EXERCISE DIRECTIONS
Reproduce every line of the data, exactly and without its pictures.

Interface dataset entries
......
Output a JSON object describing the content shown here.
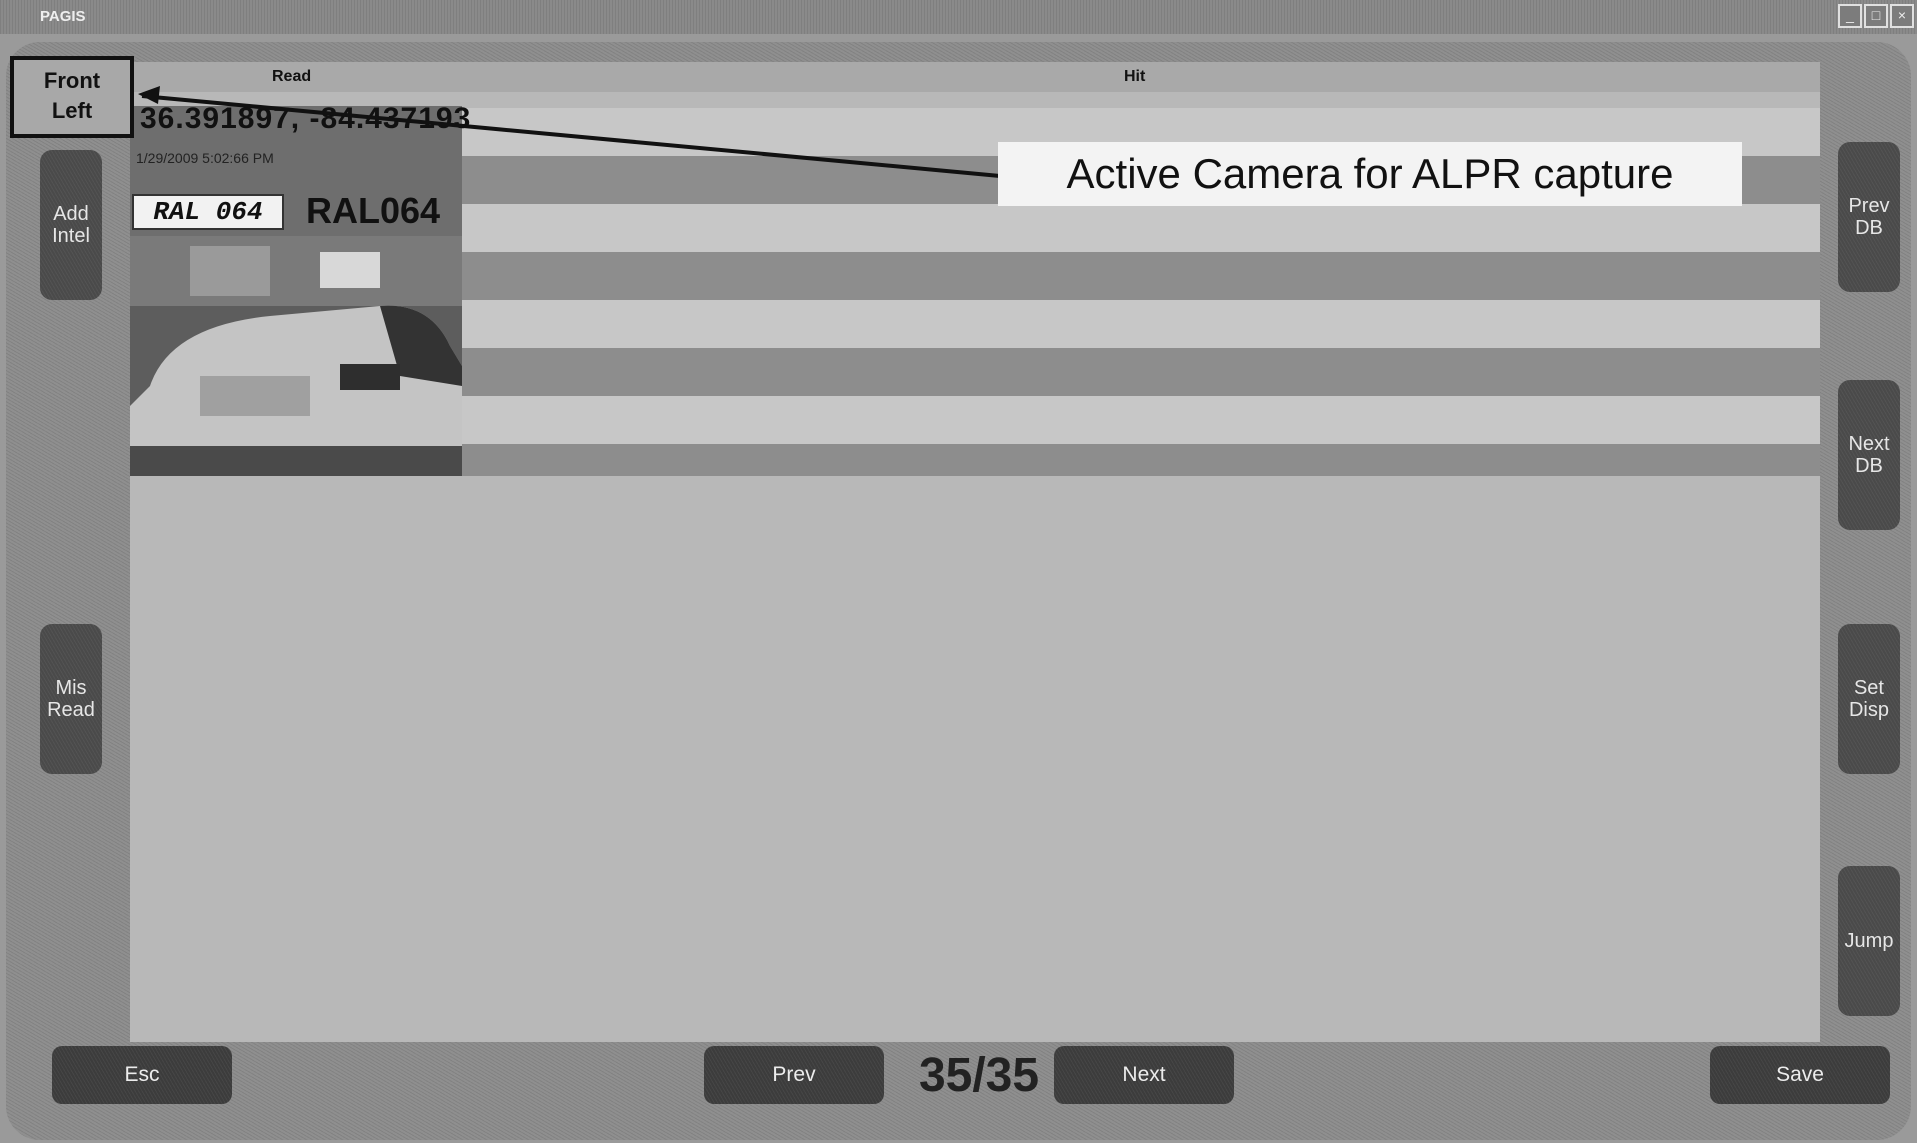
{
  "window": {
    "title": "PAGIS",
    "minimize_glyph": "_",
    "maximize_glyph": "□",
    "close_glyph": "×"
  },
  "camera": {
    "label": "Front\nLeft"
  },
  "header": {
    "read_label": "Read",
    "hit_label": "Hit"
  },
  "record": {
    "coordinates": "36.391897, -84.437193",
    "timestamp": "1/29/2009 5:02:66 PM",
    "plate_crop_text": "RAL 064",
    "plate_read": "RAL064"
  },
  "left_buttons": {
    "add_intel": "Add\nIntel",
    "mis_read": "Mis\nRead"
  },
  "right_buttons": {
    "prev_db": "Prev\nDB",
    "next_db": "Next\nDB",
    "set_disp": "Set\nDisp",
    "jump": "Jump"
  },
  "bottom_bar": {
    "esc": "Esc",
    "prev": "Prev",
    "counter": "35/35",
    "next": "Next",
    "save": "Save"
  },
  "annotation": {
    "text": "Active Camera for ALPR capture"
  }
}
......
EXERCISE ANSWER
Output a JSON object describing the content shown here.
{
  "window": {
    "title": "PAGIS",
    "minimize_glyph": "_",
    "maximize_glyph": "□",
    "close_glyph": "×"
  },
  "camera": {
    "label": "Front\nLeft"
  },
  "header": {
    "read_label": "Read",
    "hit_label": "Hit"
  },
  "record": {
    "coordinates": "36.391897, -84.437193",
    "timestamp": "1/29/2009 5:02:66 PM",
    "plate_crop_text": "RAL 064",
    "plate_read": "RAL064"
  },
  "left_buttons": {
    "add_intel": "Add\nIntel",
    "mis_read": "Mis\nRead"
  },
  "right_buttons": {
    "prev_db": "Prev\nDB",
    "next_db": "Next\nDB",
    "set_disp": "Set\nDisp",
    "jump": "Jump"
  },
  "bottom_bar": {
    "esc": "Esc",
    "prev": "Prev",
    "counter": "35/35",
    "next": "Next",
    "save": "Save"
  },
  "annotation": {
    "text": "Active Camera for ALPR capture"
  }
}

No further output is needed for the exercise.